Day 5 – Jaipur to Agra
Today was the first big driving day and therefore our first real experience of Indian roads. They can only really be described as slightly mental. Well, really mental actually. Although that’s coming from a European perspective where we are used to more discipline. The rules of the road here (if there are any) appear to be mere guidelines at best, to be followed only when convenient. A few of our experiences from today’s trip:
• If there is a barrier between lanes in a dual carriageway, it seems acceptable to go the wrong way until there is a way of crossing to get into the correct lane. The first time we experienced this, we were in the same outside lane as a truck coming the other (wrong) way at speed. There was a collective intake of breath from everyone as the apparent game of chicken drew to a conclusion, but our driver sensibly decided to swerve at the last minute. Fortunately the truck didn't swerve the same way. What fun. However, you soon get used to it and by the third or fourth time this happened, I was feeling quite blasé. Our driver was quite old and wrinkly, so he obviously had well honed survival instincts.

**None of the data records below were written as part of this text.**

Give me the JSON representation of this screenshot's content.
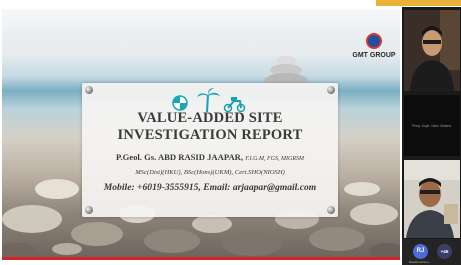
{
  "slide": {
    "logo_text": "GMT GROUP",
    "title_line1": "VALUE-ADDED SITE",
    "title_line2": "INVESTIGATION REPORT",
    "author_name": "P.Geol. Gs. ABD RASID JAAPAR,",
    "author_postnominals": "F.I.G.M, FGS, MIGRSM",
    "qualifications": "MSc(Dist)(HKU), BSc(Hons)(UKM), Cert.SHO(NIOSH)",
    "contact": "Mobile: +6019-3555915, Email: arjaapar@gmail.com"
  },
  "participants": {
    "tile2_name": "Pinoy. Lloyd. Yalve. Matena.",
    "bottom_avatar_initials": "RJ",
    "bottom_avatar_label": "Rasdimetrrkun...",
    "overflow_count": "+46"
  },
  "colors": {
    "accent_top": "#e8b13a",
    "slide_border": "#d4242a",
    "title_text": "#3a3a3a",
    "avatar": "#4f6bd8"
  },
  "icons": [
    "beach-ball-icon",
    "palm-tree-icon",
    "scooter-icon",
    "logo-icon"
  ]
}
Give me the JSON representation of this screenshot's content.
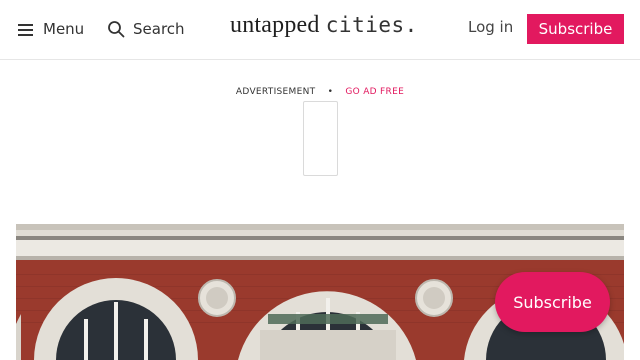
{
  "header": {
    "menu_label": "Menu",
    "search_label": "Search",
    "logo_part1": "untapped",
    "logo_part2": "cities.",
    "login_label": "Log in",
    "subscribe_label": "Subscribe"
  },
  "ad": {
    "label": "ADVERTISEMENT",
    "separator": "•",
    "go_ad_free": "GO AD FREE"
  },
  "floating": {
    "subscribe_label": "Subscribe"
  },
  "icons": {
    "menu": "hamburger-icon",
    "search": "search-icon"
  },
  "colors": {
    "accent": "#e2195f",
    "brick": "#9a3a2d",
    "stone": "#d8d4cc"
  }
}
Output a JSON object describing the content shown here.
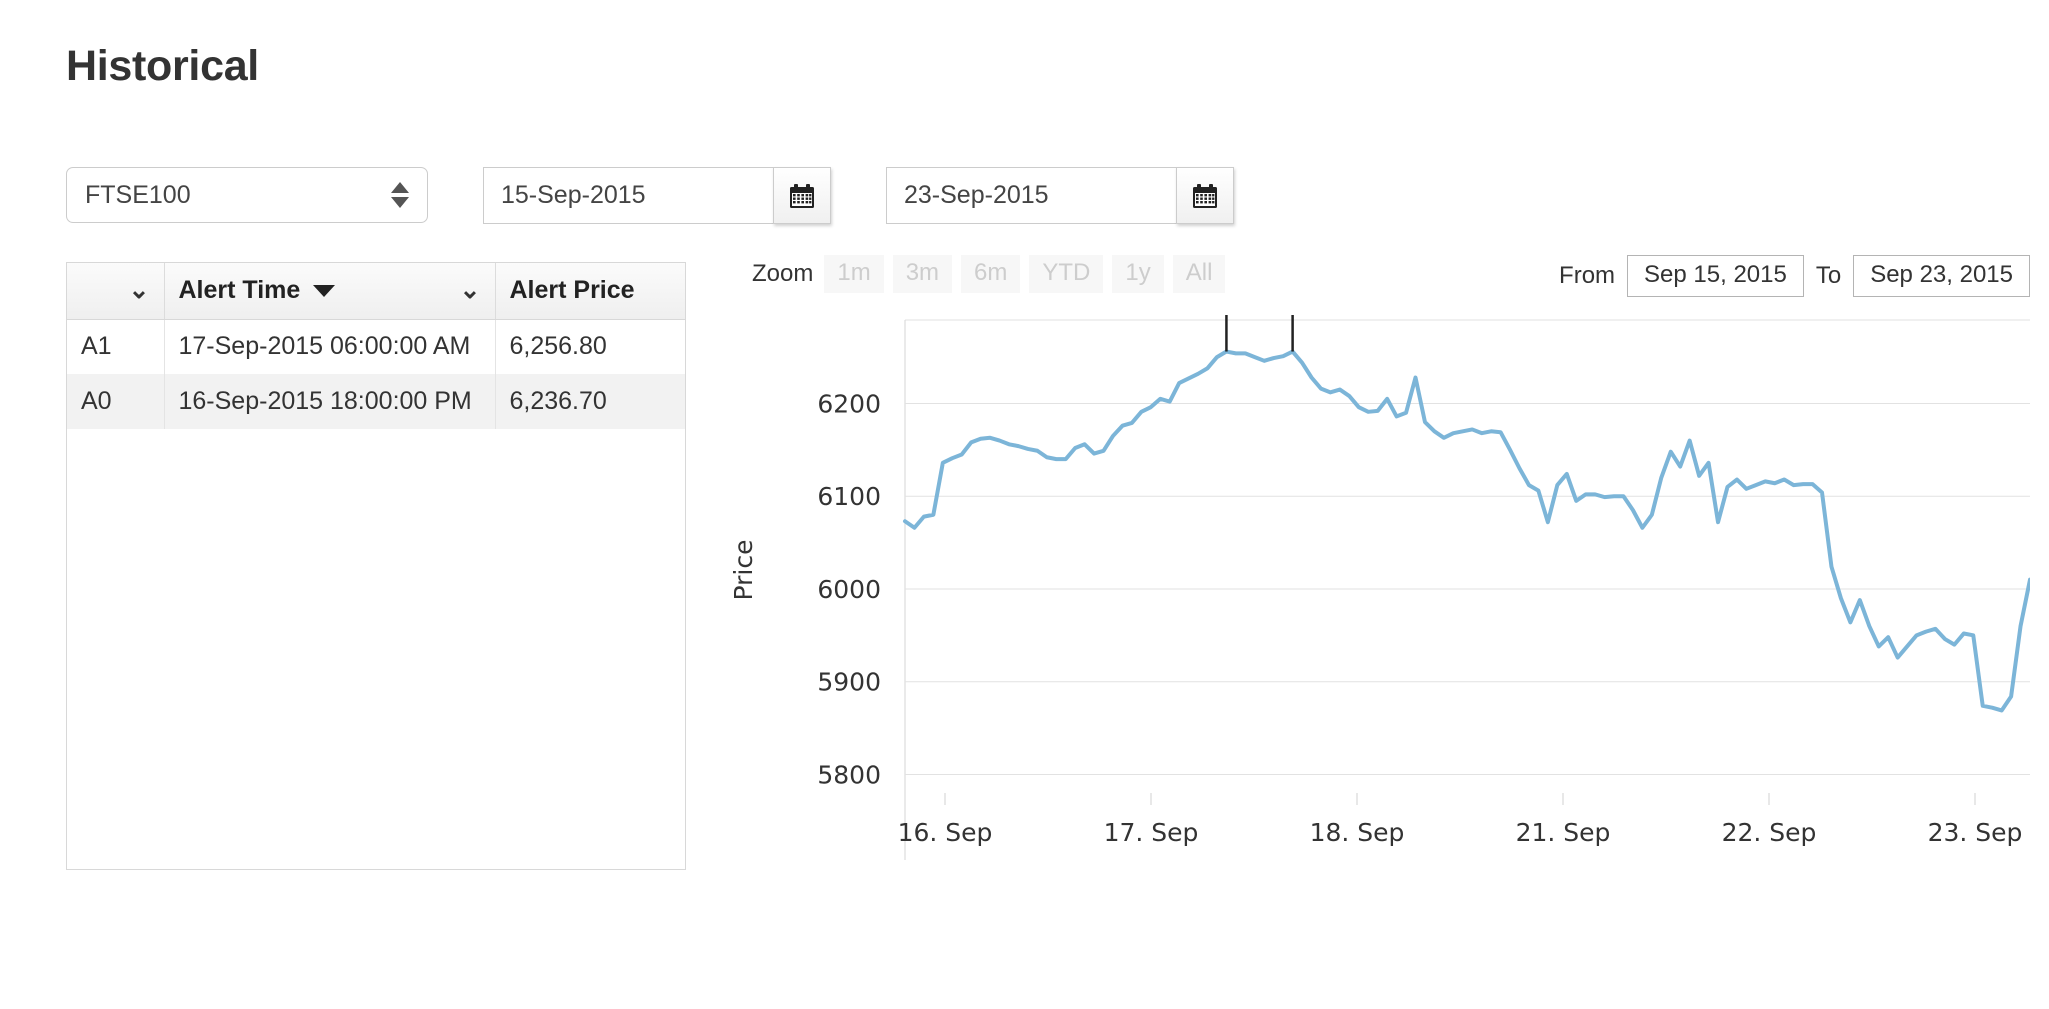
{
  "page": {
    "title": "Historical"
  },
  "filters": {
    "instrument": {
      "selected": "FTSE100",
      "options": [
        "FTSE100"
      ],
      "icon": "spinner-updown-icon"
    },
    "start_date": {
      "value": "15-Sep-2015",
      "calendar_icon": "calendar-icon"
    },
    "end_date": {
      "value": "23-Sep-2015",
      "calendar_icon": "calendar-icon"
    }
  },
  "alerts_table": {
    "columns": [
      {
        "label": "",
        "menu_icon": "chevron-down-icon"
      },
      {
        "label": "Alert Time",
        "sort_icon": "caret-down-icon",
        "menu_icon": "chevron-down-icon"
      },
      {
        "label": "Alert Price"
      }
    ],
    "rows": [
      {
        "id": "A1",
        "time": "17-Sep-2015 06:00:00 AM",
        "price": "6,256.80"
      },
      {
        "id": "A0",
        "time": "16-Sep-2015 18:00:00 PM",
        "price": "6,236.70"
      }
    ]
  },
  "chart_controls": {
    "zoom_label": "Zoom",
    "zoom_buttons": [
      "1m",
      "3m",
      "6m",
      "YTD",
      "1y",
      "All"
    ],
    "from_label": "From",
    "from_value": "Sep 15, 2015",
    "to_label": "To",
    "to_value": "Sep 23, 2015"
  },
  "chart_data": {
    "type": "line",
    "title": "",
    "xlabel": "",
    "ylabel": "Price",
    "ylim": [
      5780,
      6290
    ],
    "yticks": [
      5800,
      5900,
      6000,
      6100,
      6200
    ],
    "xticks": [
      "16. Sep",
      "17. Sep",
      "18. Sep",
      "21. Sep",
      "22. Sep",
      "23. Sep"
    ],
    "grid": true,
    "legend": false,
    "line_color": "#7cb5d8",
    "series": [
      {
        "name": "FTSE100",
        "values": [
          6073,
          6066,
          6078,
          6080,
          6136,
          6141,
          6145,
          6158,
          6162,
          6163,
          6160,
          6156,
          6154,
          6151,
          6149,
          6142,
          6140,
          6140,
          6152,
          6156,
          6146,
          6149,
          6165,
          6176,
          6179,
          6191,
          6196,
          6205,
          6202,
          6222,
          6227,
          6232,
          6238,
          6250,
          6256,
          6254,
          6254,
          6250,
          6246,
          6249,
          6251,
          6256,
          6244,
          6228,
          6216,
          6212,
          6215,
          6208,
          6196,
          6191,
          6192,
          6205,
          6186,
          6190,
          6228,
          6180,
          6170,
          6163,
          6168,
          6170,
          6172,
          6168,
          6170,
          6169,
          6150,
          6130,
          6112,
          6106,
          6072,
          6112,
          6124,
          6095,
          6102,
          6102,
          6099,
          6100,
          6100,
          6085,
          6066,
          6080,
          6120,
          6148,
          6132,
          6160,
          6122,
          6136,
          6072,
          6110,
          6118,
          6108,
          6112,
          6116,
          6114,
          6118,
          6112,
          6113,
          6113,
          6104,
          6024,
          5990,
          5964,
          5988,
          5960,
          5938,
          5948,
          5926,
          5938,
          5950,
          5954,
          5957,
          5946,
          5940,
          5952,
          5950,
          5874,
          5872,
          5869,
          5884,
          5960,
          6010
        ]
      }
    ],
    "annotations": [
      {
        "label": "A0",
        "x_index": 34,
        "value": 6236.7
      },
      {
        "label": "A1",
        "x_index": 41,
        "value": 6256.8
      }
    ]
  }
}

• It soon became apparent that wing mirrors are an inconvenience to be avoided. After all, they make your vehicle wider, meaning that you cannot get through those seemingly impossibly narrow gaps. And, who needs them when anyone coming up behind you will inevitably blare their horn to let you now they are there? Virtually every vehicle we saw had mirrors that were either folded in, or had been knocked off (deliberately or otherwise, I cannot say).
• We passed a wedding party. This consisted of two open-backed trucks – one crammed with about fifty people in a range of wonderfully bright clothes and big smiles, but no apparent room to move, or even breathe. The second was full of all sorts of furniture, with a bloke sat on top holding it all in. This was the dowry being transported to the ceremony.
• Cows have right of way. In Hinduism, they are a holy animal, and it’s considered very bad form to hurt them. They seem to know this and so pay no attention to traffic whizzing by as its swerves round them. Elephants also have right of way. I don’t think that this is a religious thing – its more that they are very big and very slow and will always come off best.
Anyway, the point of the journey was to get to Agra, home of the Taj Mahal. It took about 7 or 8 hours in total but this included a couple of stops on the way. The first of these was at Keoladeo National Park, which is teeming with birdlife. We hired some bikes and spent a merry couple of hours pedalling around and looking at wildlife. The bikes were a little strange, with very low handlebars close to the seat so you end up sitting up dead straight with your arms at waist level. It took me a minute or two to get my balance but then all was well. We saw a plethora of brightly coloured birds as well as some antelope, and it was nice to stretch out legs and get a bit of exercise.
The second stop was at Fatehpur Sikri, which is an old fortified city that the capital of the Mughal empire in the late 16th century. However it was abandoned after only fifteen years as the water supply was dodgy. You’d think that’s the sort of thing you’d check out before spending 10 years building a city, but apparently a prophecy is far more important than mere water supply when deciding upon the location of a capital city. Anyway, it’s amazingly well preserved, and is now a World Heritage site. It has got incredibly detailed decoration on the walls, and the red sandstone makes it very photogenic in the afternoon sun.
Not much to report about dinner. I had my first (and thankfully only) dose of Delhi Belly, so didn’t eat anything. Becca had curry, which may not surprise you. We then had an early night in preparation for tomorrow’s early morning visit to the Taj Mahal.